Published online by Cambridge University Press: 05 February 2013
The idea for this book came to me when I was teaching a course on epidemiology to graduate students in the Health and Health Policy (HHP) Programme at Princeton University’s Woodrow Wilson School for Public and International Affairs. Many of my students were completing a Master’s degree in Public Administration (MPA) or Public Policy (MPP). They had already worked in government or for well-known international non-governmental organisations (NGOs) and had been involved in making decisions that could affect the health of hundreds of thousands of people. Yet for the most part they did not have any formal education or training in health sciences upon which to base these decisions.

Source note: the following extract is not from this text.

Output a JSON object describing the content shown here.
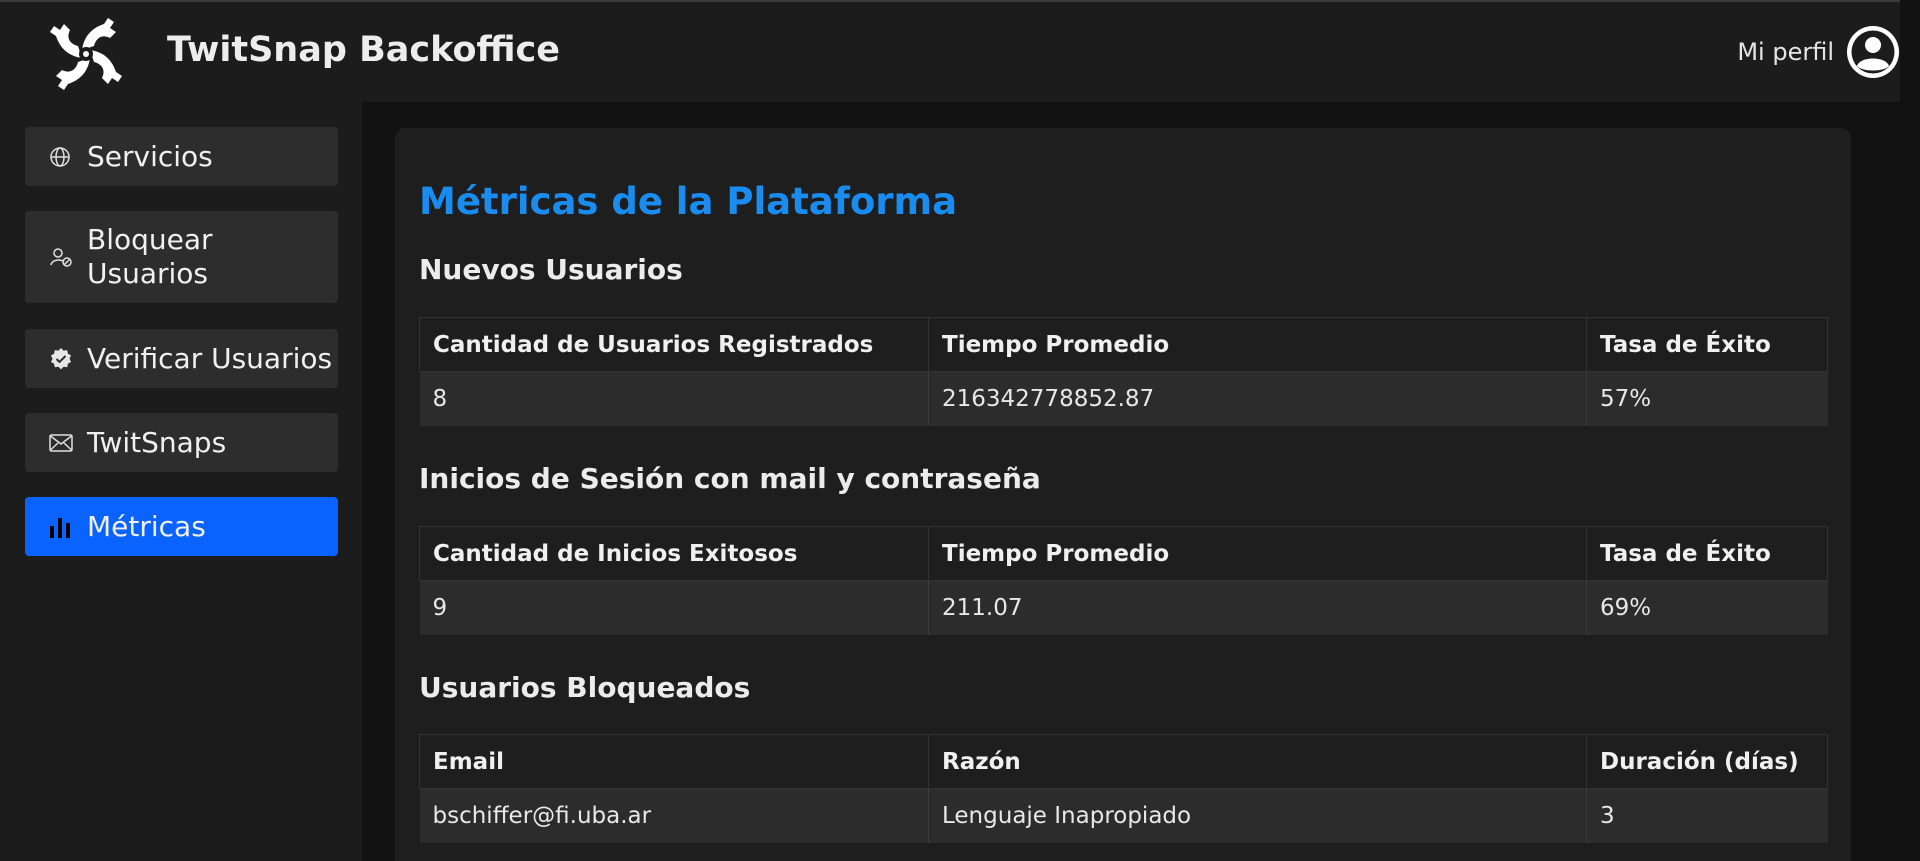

With undergraduate degrees in political science, management and economics, the process of producing, appraising and using scientific evidence was a “black box” that was unveiled during the course so that the students could be more critical readers of the research literature (or even of reports of the literature published in the media, which is where most people read about scientific evidence). Even health practitioners working on the frontlines – including doctors, nurses, midwives, lay health workers and others – are not always well versed in research methods and how research findings can be used to improve health. While evidence is certainly not the only “ingredient” that goes into decision-making for health, making decisions without evidence is like sailing the seas without a map and compass. Therefore, to foster more evidence-informed decision-making, I thought it would be important to write a book targeted towards practitioners and policy-makers that demystifies the process of knowledge production and illustrates the complexity of decision-making so that knowledge users are better able to incorporate the scientific evidence into decisions, to thereby influence health outcomes in a more strategic and informed way. This is by no means an epidemiology textbook, but rather a practical guide to evidence-informed decision-making with the goal of improving health and reducing health inequities.